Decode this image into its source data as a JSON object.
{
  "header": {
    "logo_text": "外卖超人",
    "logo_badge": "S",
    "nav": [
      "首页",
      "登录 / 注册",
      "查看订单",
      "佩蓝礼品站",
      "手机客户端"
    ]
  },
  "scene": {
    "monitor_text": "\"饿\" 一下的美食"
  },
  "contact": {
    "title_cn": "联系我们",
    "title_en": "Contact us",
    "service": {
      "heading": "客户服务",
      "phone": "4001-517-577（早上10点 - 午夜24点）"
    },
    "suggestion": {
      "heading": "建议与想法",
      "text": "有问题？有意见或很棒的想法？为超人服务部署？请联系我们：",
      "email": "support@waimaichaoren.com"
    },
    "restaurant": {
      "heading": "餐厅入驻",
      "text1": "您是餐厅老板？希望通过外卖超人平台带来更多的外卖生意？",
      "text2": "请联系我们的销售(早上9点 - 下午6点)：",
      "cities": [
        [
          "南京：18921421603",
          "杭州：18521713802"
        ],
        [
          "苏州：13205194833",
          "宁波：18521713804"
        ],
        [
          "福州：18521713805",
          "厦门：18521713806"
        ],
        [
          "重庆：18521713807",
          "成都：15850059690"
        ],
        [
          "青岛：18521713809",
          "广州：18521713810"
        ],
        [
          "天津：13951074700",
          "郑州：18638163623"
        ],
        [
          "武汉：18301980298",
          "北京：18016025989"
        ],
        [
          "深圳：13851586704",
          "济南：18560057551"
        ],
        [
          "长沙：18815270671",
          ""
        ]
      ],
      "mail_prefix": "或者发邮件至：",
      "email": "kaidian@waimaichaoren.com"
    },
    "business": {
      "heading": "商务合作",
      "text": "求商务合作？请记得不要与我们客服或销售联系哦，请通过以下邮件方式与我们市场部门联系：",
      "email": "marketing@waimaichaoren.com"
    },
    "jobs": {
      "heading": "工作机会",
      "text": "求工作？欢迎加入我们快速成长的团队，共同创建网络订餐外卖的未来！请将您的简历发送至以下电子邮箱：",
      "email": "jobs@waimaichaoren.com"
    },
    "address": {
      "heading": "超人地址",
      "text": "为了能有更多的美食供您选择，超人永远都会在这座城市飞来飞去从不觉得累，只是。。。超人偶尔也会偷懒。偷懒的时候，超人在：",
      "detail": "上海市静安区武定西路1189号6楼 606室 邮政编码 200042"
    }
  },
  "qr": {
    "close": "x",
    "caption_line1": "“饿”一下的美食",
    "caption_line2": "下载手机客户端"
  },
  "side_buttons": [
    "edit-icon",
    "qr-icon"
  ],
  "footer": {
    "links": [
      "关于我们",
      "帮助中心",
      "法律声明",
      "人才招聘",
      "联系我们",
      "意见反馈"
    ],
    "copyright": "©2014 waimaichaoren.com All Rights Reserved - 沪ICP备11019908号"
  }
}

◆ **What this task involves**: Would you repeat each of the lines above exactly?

◆ **Task result**:
Decode this image into its source data as a JSON object.
{
  "header": {
    "logo_text": "外卖超人",
    "logo_badge": "S",
    "nav": [
      "首页",
      "登录 / 注册",
      "查看订单",
      "佩蓝礼品站",
      "手机客户端"
    ]
  },
  "scene": {
    "monitor_text": "\"饿\" 一下的美食"
  },
  "contact": {
    "title_cn": "联系我们",
    "title_en": "Contact us",
    "service": {
      "heading": "客户服务",
      "phone": "4001-517-577（早上10点 - 午夜24点）"
    },
    "suggestion": {
      "heading": "建议与想法",
      "text": "有问题？有意见或很棒的想法？为超人服务部署？请联系我们：",
      "email": "support@waimaichaoren.com"
    },
    "restaurant": {
      "heading": "餐厅入驻",
      "text1": "您是餐厅老板？希望通过外卖超人平台带来更多的外卖生意？",
      "text2": "请联系我们的销售(早上9点 - 下午6点)：",
      "cities": [
        [
          "南京：18921421603",
          "杭州：18521713802"
        ],
        [
          "苏州：13205194833",
          "宁波：18521713804"
        ],
        [
          "福州：18521713805",
          "厦门：18521713806"
        ],
        [
          "重庆：18521713807",
          "成都：15850059690"
        ],
        [
          "青岛：18521713809",
          "广州：18521713810"
        ],
        [
          "天津：13951074700",
          "郑州：18638163623"
        ],
        [
          "武汉：18301980298",
          "北京：18016025989"
        ],
        [
          "深圳：13851586704",
          "济南：18560057551"
        ],
        [
          "长沙：18815270671",
          ""
        ]
      ],
      "mail_prefix": "或者发邮件至：",
      "email": "kaidian@waimaichaoren.com"
    },
    "business": {
      "heading": "商务合作",
      "text": "求商务合作？请记得不要与我们客服或销售联系哦，请通过以下邮件方式与我们市场部门联系：",
      "email": "marketing@waimaichaoren.com"
    },
    "jobs": {
      "heading": "工作机会",
      "text": "求工作？欢迎加入我们快速成长的团队，共同创建网络订餐外卖的未来！请将您的简历发送至以下电子邮箱：",
      "email": "jobs@waimaichaoren.com"
    },
    "address": {
      "heading": "超人地址",
      "text": "为了能有更多的美食供您选择，超人永远都会在这座城市飞来飞去从不觉得累，只是。。。超人偶尔也会偷懒。偷懒的时候，超人在：",
      "detail": "上海市静安区武定西路1189号6楼 606室 邮政编码 200042"
    }
  },
  "qr": {
    "close": "x",
    "caption_line1": "“饿”一下的美食",
    "caption_line2": "下载手机客户端"
  },
  "side_buttons": [
    "edit-icon",
    "qr-icon"
  ],
  "footer": {
    "links": [
      "关于我们",
      "帮助中心",
      "法律声明",
      "人才招聘",
      "联系我们",
      "意见反馈"
    ],
    "copyright": "©2014 waimaichaoren.com All Rights Reserved - 沪ICP备11019908号"
  }
}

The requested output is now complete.